How Exactly Does Yoga Work?

I’ve always struggled to explain how yoga works, in other words, why we receive the benefits from yoga that we do.

You’ve seen cute memes that say things like “I practice yoga because punching people is frowned upon.” Of course it’s meant to be funny, but there is also some truth to it.

The question is, how exactly does yoga stop you from making poor choices, like punching people, or saying the wrong thing, or making unhealthy choices when it comes to sleep, food, hydration, stress, relationships, etc.?

When I was in India last month, I finally found the answer to this question.

The short answer is that mindfully breathing and moving the body through specific postures or sequences teaches the brain to focus, be present, be patient, and be accepting. For the details, keep reading…

Focus & Be Present
In order to successfully follow teacher’s instructions, you must focus on the instructions and also on your own body.

If your mind wanders off, or if you get distracted by the person on the mat in front of you, or if you start to think about how well you performed the last posture, or which posture is coming next, the break in your focus will be evident. You’ll make a wrong movement and get out of sync with the teacher’s instructions and with your fellow classmates.

Yoga practice is a physical exercise, yes, but it’s also a way for your mind to practice focusing and being present.
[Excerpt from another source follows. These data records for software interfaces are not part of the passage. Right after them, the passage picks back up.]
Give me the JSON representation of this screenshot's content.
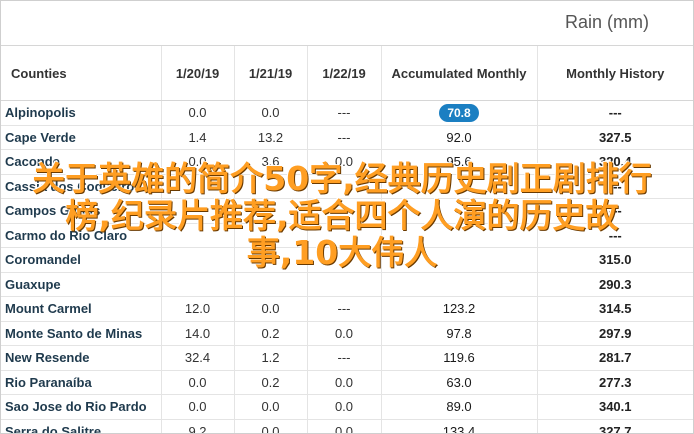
{
  "header": {
    "title": "Rain (mm)"
  },
  "table": {
    "columns": [
      "Counties",
      "1/20/19",
      "1/21/19",
      "1/22/19",
      "Accumulated Monthly",
      "Monthly History"
    ],
    "rows": [
      [
        "Alpinopolis",
        "0.0",
        "0.0",
        "---",
        "70.8",
        "---"
      ],
      [
        "Cape Verde",
        "1.4",
        "13.2",
        "---",
        "92.0",
        "327.5"
      ],
      [
        "Caconde",
        "0.0",
        "3.6",
        "0.0",
        "95.6",
        "320.4"
      ],
      [
        "Cassia dos Coqueiros",
        "",
        "",
        "",
        "",
        "---"
      ],
      [
        "Campos Gerais",
        "",
        "",
        "",
        "",
        "---"
      ],
      [
        "Carmo do Rio Claro",
        "",
        "",
        "",
        "",
        "---"
      ],
      [
        "Coromandel",
        "",
        "",
        "",
        "",
        "315.0"
      ],
      [
        "Guaxupe",
        "",
        "",
        "",
        "",
        "290.3"
      ],
      [
        "Mount Carmel",
        "12.0",
        "0.0",
        "---",
        "123.2",
        "314.5"
      ],
      [
        "Monte Santo de Minas",
        "14.0",
        "0.2",
        "0.0",
        "97.8",
        "297.9"
      ],
      [
        "New Resende",
        "32.4",
        "1.2",
        "---",
        "119.6",
        "281.7"
      ],
      [
        "Rio Paranaíba",
        "0.0",
        "0.2",
        "0.0",
        "63.0",
        "277.3"
      ],
      [
        "Sao Jose do Rio Pardo",
        "0.0",
        "0.0",
        "0.0",
        "89.0",
        "340.1"
      ],
      [
        "Serra do Salitre",
        "9.2",
        "0.0",
        "0.0",
        "133.4",
        "327.7"
      ]
    ]
  },
  "overlay_text": "关于英雄的简介50字,经典历史剧正剧排行榜,纪录片推荐,适合四个人演的历史故事,10大伟人",
  "colors": {
    "accent": "#1b7fc2",
    "overlay": "#ff9e22"
  }
}
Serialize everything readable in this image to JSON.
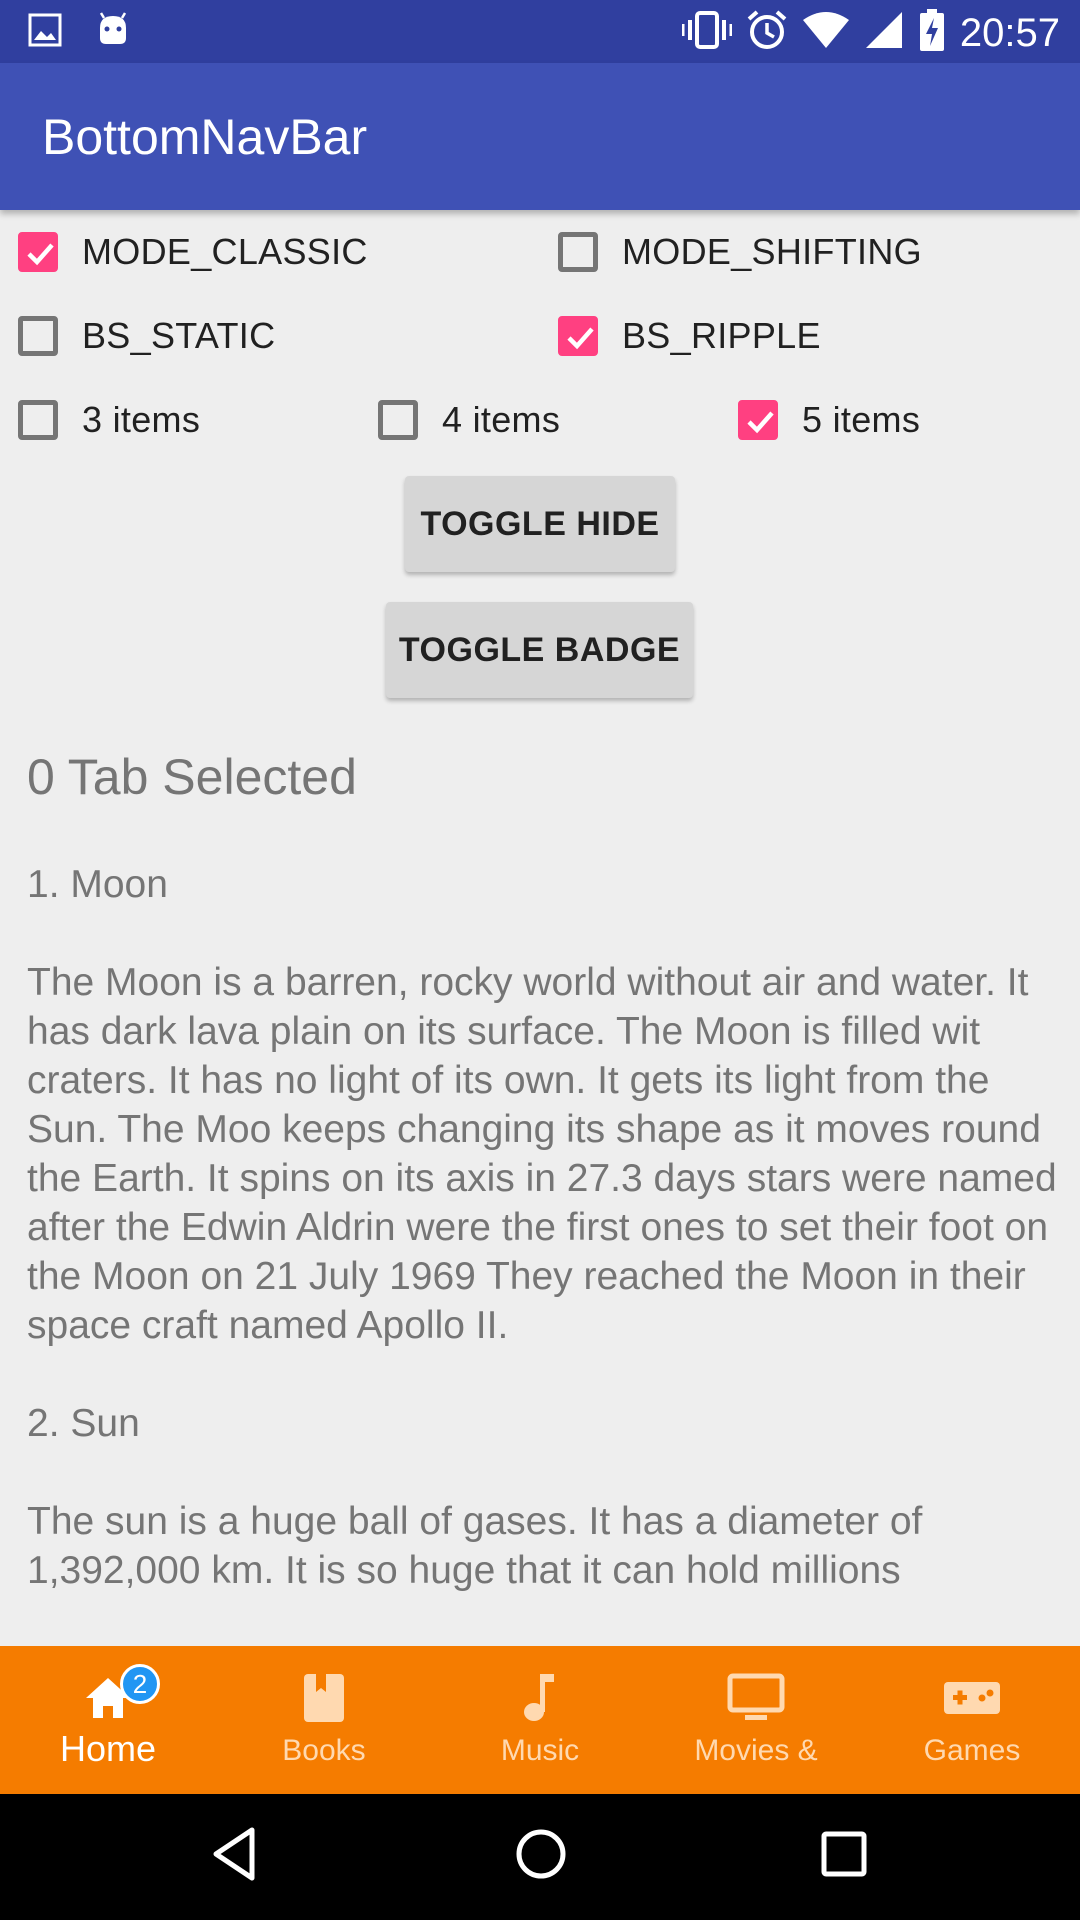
{
  "status_bar": {
    "time": "20:57",
    "icons": [
      "image-icon",
      "android-icon",
      "vibrate-icon",
      "alarm-icon",
      "wifi-icon",
      "signal-icon",
      "battery-charging-icon"
    ]
  },
  "app_bar": {
    "title": "BottomNavBar"
  },
  "options": {
    "mode_classic": {
      "label": "MODE_CLASSIC",
      "checked": true
    },
    "mode_shifting": {
      "label": "MODE_SHIFTING",
      "checked": false
    },
    "bs_static": {
      "label": "BS_STATIC",
      "checked": false
    },
    "bs_ripple": {
      "label": "BS_RIPPLE",
      "checked": true
    },
    "items_3": {
      "label": "3 items",
      "checked": false
    },
    "items_4": {
      "label": "4 items",
      "checked": false
    },
    "items_5": {
      "label": "5 items",
      "checked": true
    }
  },
  "buttons": {
    "toggle_hide": "TOGGLE HIDE",
    "toggle_badge": "TOGGLE BADGE"
  },
  "tab_selected": "0 Tab Selected",
  "content": {
    "heading1": "1. Moon",
    "para1": "The Moon is a barren, rocky world without air and water. It has dark lava plain on its surface. The Moon is filled wit craters. It has no light of its own. It gets its light from the Sun. The Moo keeps changing its shape as it moves round the Earth. It spins on its axis in 27.3 days stars were named after the Edwin Aldrin were the first ones to set their foot on the Moon on 21 July 1969 They reached the Moon in their space craft named Apollo II.",
    "heading2": "2. Sun",
    "para2": "The sun is a huge ball of gases. It has a diameter of 1,392,000 km. It is so huge that it can hold millions"
  },
  "bottom_nav": {
    "items": [
      {
        "label": "Home",
        "icon": "home-icon",
        "badge": "2",
        "active": true
      },
      {
        "label": "Books",
        "icon": "book-icon",
        "active": false
      },
      {
        "label": "Music",
        "icon": "music-note-icon",
        "active": false
      },
      {
        "label": "Movies &",
        "icon": "tv-icon",
        "active": false
      },
      {
        "label": "Games",
        "icon": "gamepad-icon",
        "active": false
      }
    ]
  },
  "colors": {
    "status_bar": "#303f9f",
    "app_bar": "#3f51b5",
    "accent": "#ff4081",
    "bottom_nav": "#f57c00",
    "badge": "#2196f3"
  }
}
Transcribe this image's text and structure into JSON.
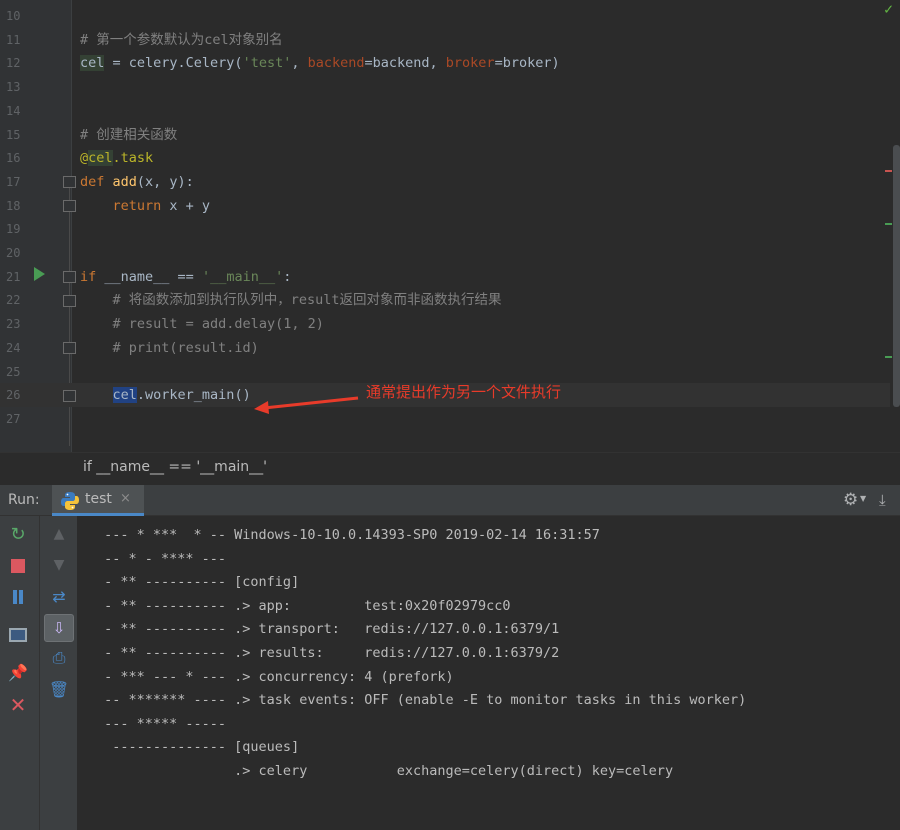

Yoga practice also teaches your mind to be patient. You can’t very well anticipate what the teacher is going to teach and get ahead of her instruction.

In order for the practice to flow smoothly, your mind has to be patient, hear the instruction, instruct the body to follow the instruction, then the body follows the instruction. Over and over again.

In yoga philosophy we have two important concepts that are very relevant to the physical yoga practice: ahimsa (do not harm) and satya (truthfulness). Whether we know it or not, when we practice yoga, we practice these two concepts.

We practice ahimsa by avoiding or modifying postures that are overly challenging for us because trying to perform them may cause us harm.

And in order to practice ahimsa, we must practice satya. We must be truthful with ourselves about our level of ability. It’s easy to get carried away with cool looking postures and go beyond what’s healthy or safe. Ahimsa and satya keep us in check.

With time and practice, ahimsa and satya lead to acceptance. Acceptance of ourselves, our abilities, and our limitations.

The Role of Conscious Breathing
Conscious breathing is what differentiates yoga from exercise. In yoga practice, we’re not only moving our bodies; we’re coordinating the pace of our breath to the pace of the movement.

To breathe consciously, we breathe in and out through the nose, use ujjayi breath, follow a specific breathing pattern, and monitor the quality of the breath. When the breath becomes labored, we know we’re working too hard and it’s time to ease back a bit or rest.

Breathing adds another layer of interest to keep the mind engaged and focused. 

The Evolution of Yoga Practice
We’re initially attracted to yoga as a physical exercise, but soon we begin to experience more subtle benefits. Life seems easier. We can’t put our finger on what has changed, but we know something has definitely changed. The difference is that we’re making better choices for ourselves. How exactly does this happen?

The yoga practice - the combination of physical movement and conscious breathing - trains the mind to be more focused, present, patient, and accepting. These new skills are not specific to the yoga practice - they carry over into your real life too.

Your Life on Yoga
When you have a dedicated yoga practice, at the moment when you need to make a decision or take an action, your mind is focused, present, patient, and accepting.

You are focused and present, so you are able to take in all the relevant information. You accept the details of the situation. Rather than reacting impulsively, your patience allows you to take a brief pause. In that pause you have an extra fraction of a second to consider your response. In that fraction of a second you find a better alternative than punching someone.

And that’s how yoga works. Consistent yoga practice over a long period of time yields incredible subtle benefits due to the conditioning of the mind. Pretty incredible, isn't it?

If you’d like to ramp up your practice and enjoy the subtle benefits of yoga, join us for our upcoming 40 Day Challenge.

It’s a great program that provides motivation and accountability to help you complete 30 yoga classes in 40 days. If that goal seems daunting, don’t worry! - we’ve just added a home practice option for those days when you just can’t make it to the studio. Click here for details.


P.S. Yes, I'm back from India! I'm sorry I missed sending out newsletters the past two weeks. Two weeks ago I was immersed in final exams from my training course, and last week I was recovering from jet lag and reverse culture shock. I have lots of stories to share, so please stay tuned!